▶ _Activity_
What you return should be the full listing, copied exactly and stripped of its pictures.

▶ _Data extracts_
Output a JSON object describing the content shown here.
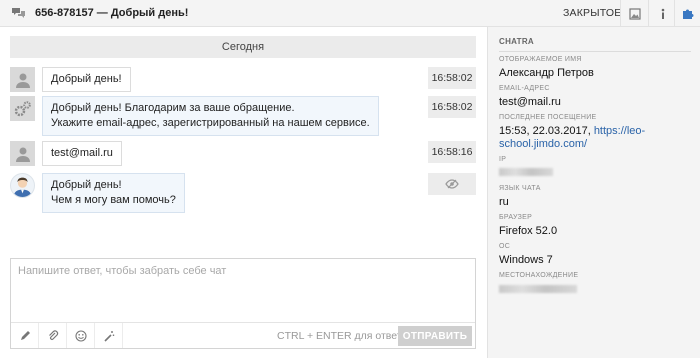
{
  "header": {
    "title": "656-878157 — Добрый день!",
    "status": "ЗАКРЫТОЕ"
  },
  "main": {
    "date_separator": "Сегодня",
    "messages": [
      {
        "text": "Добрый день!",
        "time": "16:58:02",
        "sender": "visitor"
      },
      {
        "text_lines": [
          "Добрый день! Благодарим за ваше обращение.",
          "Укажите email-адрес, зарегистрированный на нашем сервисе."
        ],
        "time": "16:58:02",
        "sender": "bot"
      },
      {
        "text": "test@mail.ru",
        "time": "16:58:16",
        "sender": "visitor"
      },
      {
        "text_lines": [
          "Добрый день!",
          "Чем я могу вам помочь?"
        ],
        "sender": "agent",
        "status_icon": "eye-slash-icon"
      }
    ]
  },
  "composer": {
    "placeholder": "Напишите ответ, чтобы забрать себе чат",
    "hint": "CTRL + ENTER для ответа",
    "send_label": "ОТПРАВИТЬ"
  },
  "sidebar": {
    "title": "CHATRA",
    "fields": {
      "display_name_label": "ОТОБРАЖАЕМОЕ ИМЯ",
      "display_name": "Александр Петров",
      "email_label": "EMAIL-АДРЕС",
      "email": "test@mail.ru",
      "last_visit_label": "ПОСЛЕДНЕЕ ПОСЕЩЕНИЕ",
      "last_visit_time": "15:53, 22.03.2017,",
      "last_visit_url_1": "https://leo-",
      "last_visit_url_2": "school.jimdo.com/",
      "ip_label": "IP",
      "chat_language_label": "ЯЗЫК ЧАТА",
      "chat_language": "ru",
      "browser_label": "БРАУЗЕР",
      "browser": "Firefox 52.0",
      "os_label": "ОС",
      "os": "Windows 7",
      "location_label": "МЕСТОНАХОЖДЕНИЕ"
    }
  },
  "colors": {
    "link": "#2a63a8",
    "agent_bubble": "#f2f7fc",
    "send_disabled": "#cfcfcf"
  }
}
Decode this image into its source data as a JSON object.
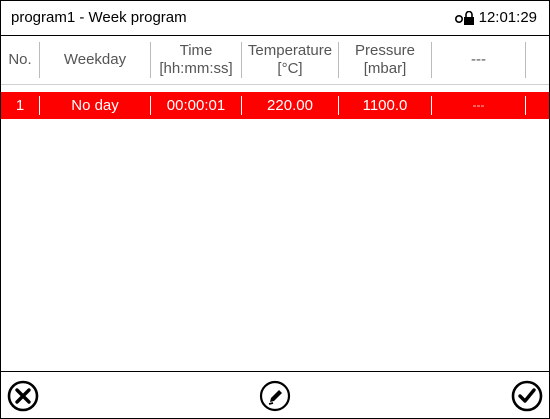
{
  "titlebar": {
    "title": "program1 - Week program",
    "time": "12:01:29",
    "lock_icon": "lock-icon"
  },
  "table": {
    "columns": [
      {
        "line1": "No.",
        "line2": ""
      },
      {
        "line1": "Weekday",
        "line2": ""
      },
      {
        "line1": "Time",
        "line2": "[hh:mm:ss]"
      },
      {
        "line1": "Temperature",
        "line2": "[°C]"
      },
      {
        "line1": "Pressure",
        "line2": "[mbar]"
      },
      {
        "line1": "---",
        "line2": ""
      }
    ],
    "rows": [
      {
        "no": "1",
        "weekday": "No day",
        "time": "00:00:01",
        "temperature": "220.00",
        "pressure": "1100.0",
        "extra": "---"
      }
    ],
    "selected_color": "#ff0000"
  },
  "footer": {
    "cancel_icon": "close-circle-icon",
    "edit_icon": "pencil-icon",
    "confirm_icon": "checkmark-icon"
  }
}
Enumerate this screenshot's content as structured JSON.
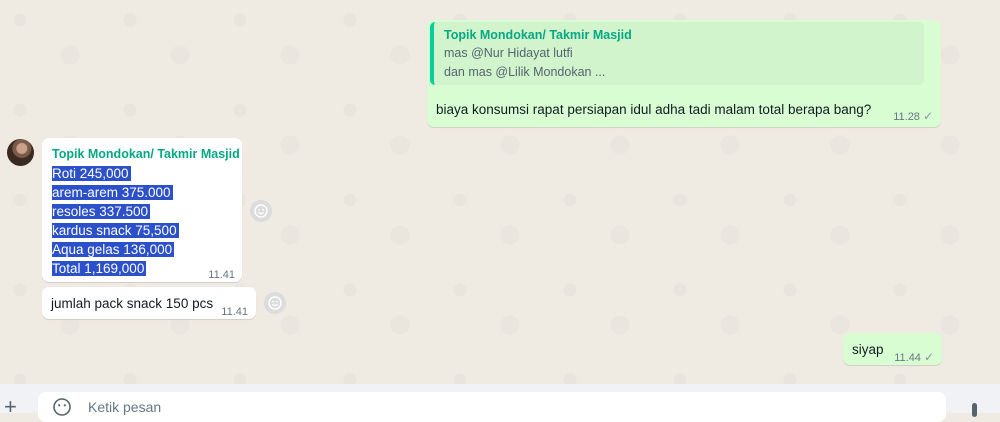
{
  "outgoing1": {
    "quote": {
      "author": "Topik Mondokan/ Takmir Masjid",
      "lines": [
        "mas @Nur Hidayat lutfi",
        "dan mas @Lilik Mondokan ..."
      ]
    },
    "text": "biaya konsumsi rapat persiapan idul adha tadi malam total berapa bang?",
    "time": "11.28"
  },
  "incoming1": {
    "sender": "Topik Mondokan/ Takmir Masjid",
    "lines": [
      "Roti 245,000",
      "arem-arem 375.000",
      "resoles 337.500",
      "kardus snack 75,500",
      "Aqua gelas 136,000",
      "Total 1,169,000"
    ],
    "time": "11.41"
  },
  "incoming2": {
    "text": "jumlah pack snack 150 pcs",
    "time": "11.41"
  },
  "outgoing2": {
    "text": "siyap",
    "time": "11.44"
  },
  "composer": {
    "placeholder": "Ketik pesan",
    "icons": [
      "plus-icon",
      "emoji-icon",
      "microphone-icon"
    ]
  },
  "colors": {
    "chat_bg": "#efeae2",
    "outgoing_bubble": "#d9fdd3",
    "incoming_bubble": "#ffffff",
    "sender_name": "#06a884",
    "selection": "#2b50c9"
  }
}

▶ _Response area_
Output a JSON object describing the content shown here.
{
  "header": {
    "title": "656-878157 — Добрый день!",
    "status": "ЗАКРЫТОЕ"
  },
  "main": {
    "date_separator": "Сегодня",
    "messages": [
      {
        "text": "Добрый день!",
        "time": "16:58:02",
        "sender": "visitor"
      },
      {
        "text_lines": [
          "Добрый день! Благодарим за ваше обращение.",
          "Укажите email-адрес, зарегистрированный на нашем сервисе."
        ],
        "time": "16:58:02",
        "sender": "bot"
      },
      {
        "text": "test@mail.ru",
        "time": "16:58:16",
        "sender": "visitor"
      },
      {
        "text_lines": [
          "Добрый день!",
          "Чем я могу вам помочь?"
        ],
        "sender": "agent",
        "status_icon": "eye-slash-icon"
      }
    ]
  },
  "composer": {
    "placeholder": "Напишите ответ, чтобы забрать себе чат",
    "hint": "CTRL + ENTER для ответа",
    "send_label": "ОТПРАВИТЬ"
  },
  "sidebar": {
    "title": "CHATRA",
    "fields": {
      "display_name_label": "ОТОБРАЖАЕМОЕ ИМЯ",
      "display_name": "Александр Петров",
      "email_label": "EMAIL-АДРЕС",
      "email": "test@mail.ru",
      "last_visit_label": "ПОСЛЕДНЕЕ ПОСЕЩЕНИЕ",
      "last_visit_time": "15:53, 22.03.2017,",
      "last_visit_url_1": "https://leo-",
      "last_visit_url_2": "school.jimdo.com/",
      "ip_label": "IP",
      "chat_language_label": "ЯЗЫК ЧАТА",
      "chat_language": "ru",
      "browser_label": "БРАУЗЕР",
      "browser": "Firefox 52.0",
      "os_label": "ОС",
      "os": "Windows 7",
      "location_label": "МЕСТОНАХОЖДЕНИЕ"
    }
  },
  "colors": {
    "link": "#2a63a8",
    "agent_bubble": "#f2f7fc",
    "send_disabled": "#cfcfcf"
  }
}
Decode this image into its source data as a JSON object.
{
  "titlebar": {
    "title": "program1 - Week program",
    "time": "12:01:29",
    "lock_icon": "lock-icon"
  },
  "table": {
    "columns": [
      {
        "line1": "No.",
        "line2": ""
      },
      {
        "line1": "Weekday",
        "line2": ""
      },
      {
        "line1": "Time",
        "line2": "[hh:mm:ss]"
      },
      {
        "line1": "Temperature",
        "line2": "[°C]"
      },
      {
        "line1": "Pressure",
        "line2": "[mbar]"
      },
      {
        "line1": "---",
        "line2": ""
      }
    ],
    "rows": [
      {
        "no": "1",
        "weekday": "No day",
        "time": "00:00:01",
        "temperature": "220.00",
        "pressure": "1100.0",
        "extra": "---"
      }
    ],
    "selected_color": "#ff0000"
  },
  "footer": {
    "cancel_icon": "close-circle-icon",
    "edit_icon": "pencil-icon",
    "confirm_icon": "checkmark-icon"
  }
}
Enumerate this screenshot's content as structured JSON.
{
  "outgoing1": {
    "quote": {
      "author": "Topik Mondokan/ Takmir Masjid",
      "lines": [
        "mas @Nur Hidayat lutfi",
        "dan mas @Lilik Mondokan ..."
      ]
    },
    "text": "biaya konsumsi rapat persiapan idul adha tadi malam total berapa bang?",
    "time": "11.28"
  },
  "incoming1": {
    "sender": "Topik Mondokan/ Takmir Masjid",
    "lines": [
      "Roti 245,000",
      "arem-arem 375.000",
      "resoles 337.500",
      "kardus snack 75,500",
      "Aqua gelas 136,000",
      "Total 1,169,000"
    ],
    "time": "11.41"
  },
  "incoming2": {
    "text": "jumlah pack snack 150 pcs",
    "time": "11.41"
  },
  "outgoing2": {
    "text": "siyap",
    "time": "11.44"
  },
  "composer": {
    "placeholder": "Ketik pesan",
    "icons": [
      "plus-icon",
      "emoji-icon",
      "microphone-icon"
    ]
  },
  "colors": {
    "chat_bg": "#efeae2",
    "outgoing_bubble": "#d9fdd3",
    "incoming_bubble": "#ffffff",
    "sender_name": "#06a884",
    "selection": "#2b50c9"
  }
}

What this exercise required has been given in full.